Also, think about your partners and the role they play. Ask yourself, do we want a memorandum of understanding or an agreement with each of them in terms of the expectations and standards? It’s best for you and your prospective partners to iron the details out and put it on paper. After all, communicating the expectations and standards in writing makes partners take you and your program seriously and steers partner organizations to make key decisions of whether or not they have the capacity to partner with your organization for your program.
Other logistics you should consider include your legal compliance and regulations. If you’re going to be serving food, make sure you have the license necessary from the health department. If you’re going to have a client waiver, be certain to have a lawyer for legal support review the waiver to ensure the waiver actually manages your risk. In fact, it is best for you and your program design team to try to list all of the possible ways you might need some legal counsel as you implement this program. Trust me, you would rather be on the right side of the law than to have a bad experience. do the diligence necessary so that you do not jeopardize your program.
The second to last logistic you should think about as you and your program planning group are really putting together the design is necessary documentation. Will you have client waivers? Will you have case notes? If so, how will you store them? What are they going to look like? If you are a theatre group, will you have a finance manual or something similar? Making sure you have your documentation together is going to be really critical, especially as you bring on staff and start to serve your first clients.
Finally, the last logistic your program design team must pay close attention to are your auxiliary services – those services that maybe do not plan to provide but will be critical for both your program’s and clients’ success. Think about what the services may be, who could provide them and the relationship of these two aspects.
It is key to remember that your areas of logistics will overlap. So, for example, when we talk about auxiliary services, we’re often also talking about partner relationships. When we’re talking about partner relationships, we’re also talking often about an MOU that an attorney should review. These areas of logistics are not silos. The areas overlap, and, thus, it is important that you address them all at the same time.
In our next episode, we’re going to have a conversation about setting goals, tracking goals, finding that initial funding for your program and sustaining funding. We’re also going to discuss a few out-of-the-box ideas that I really want you and your program design group to think about as you implement your program.
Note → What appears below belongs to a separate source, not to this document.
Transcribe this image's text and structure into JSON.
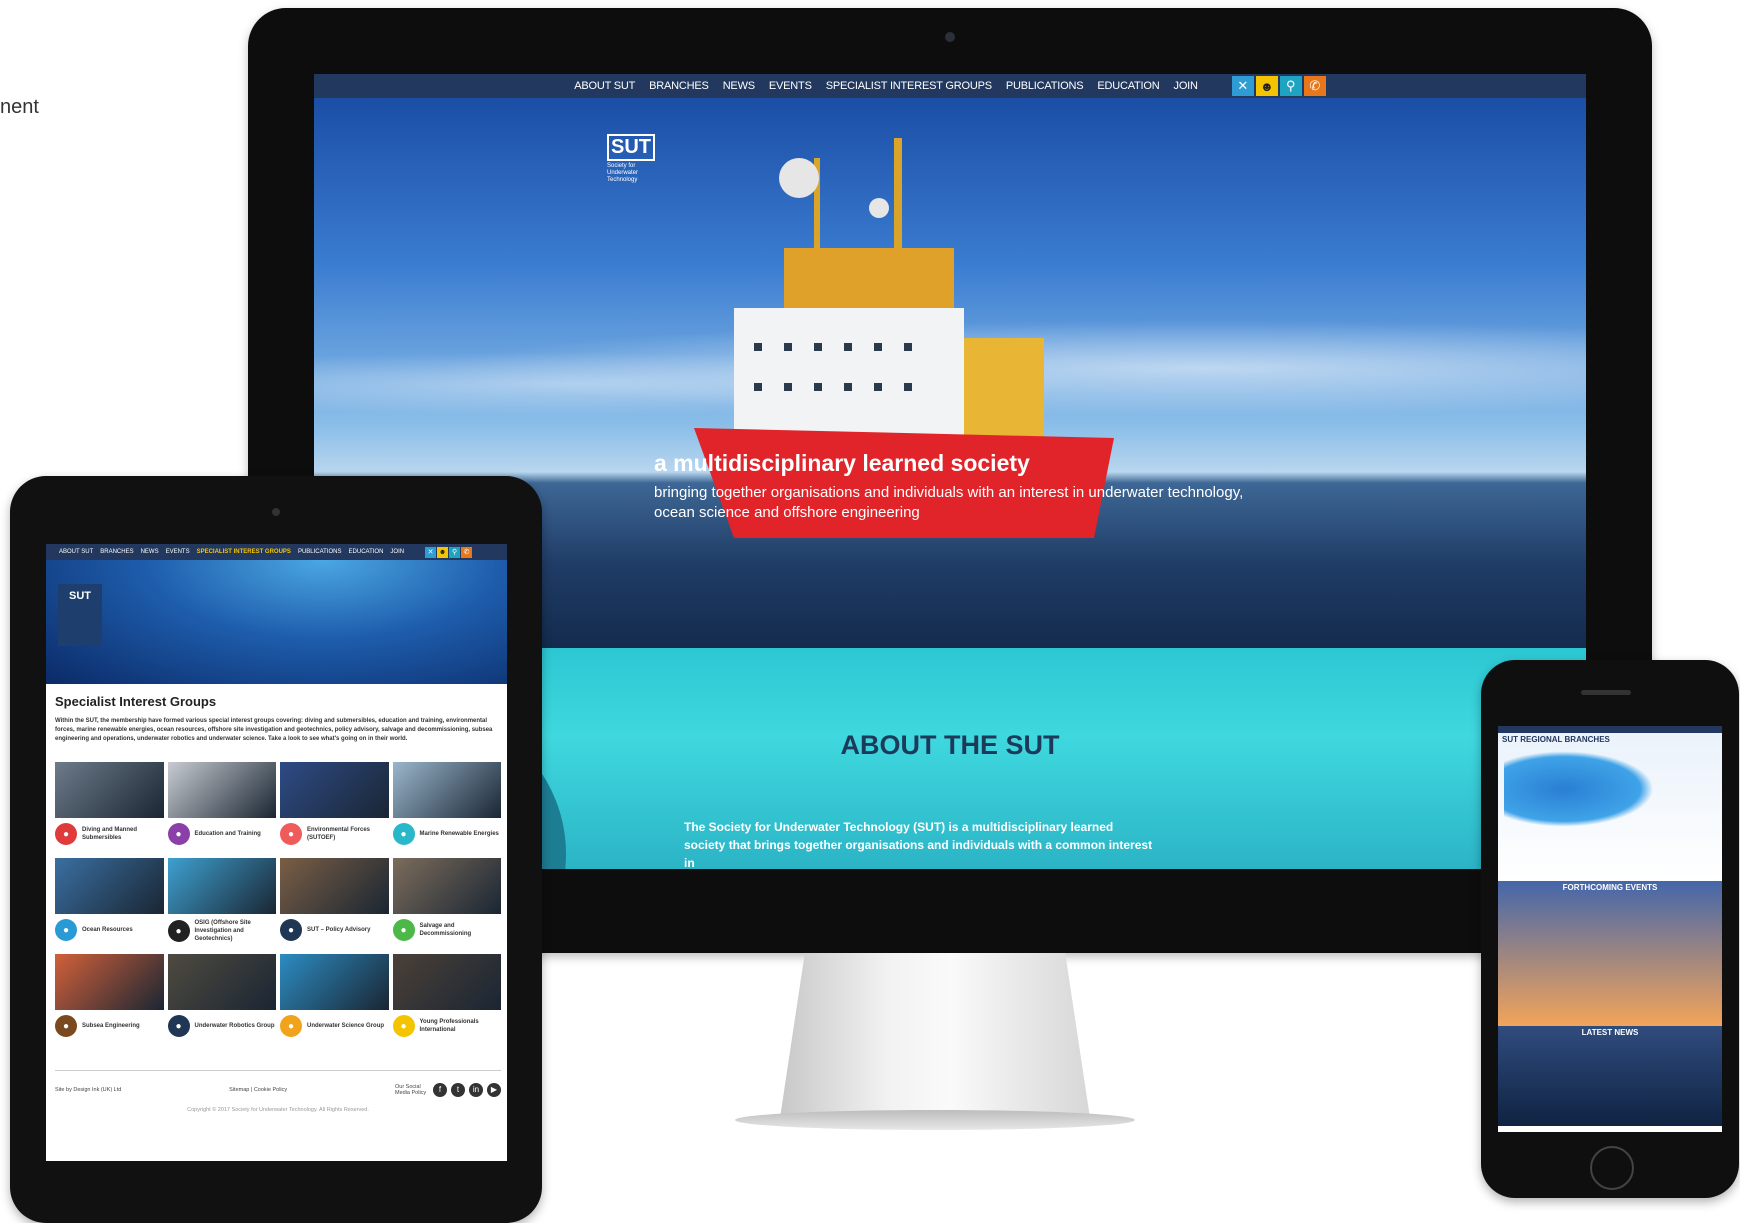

I have been thrilled to have you with us this week, and I hope that part one of our mini program planning series has helped provide you with some insight that will help your nonprofit thrive in a competitive environment.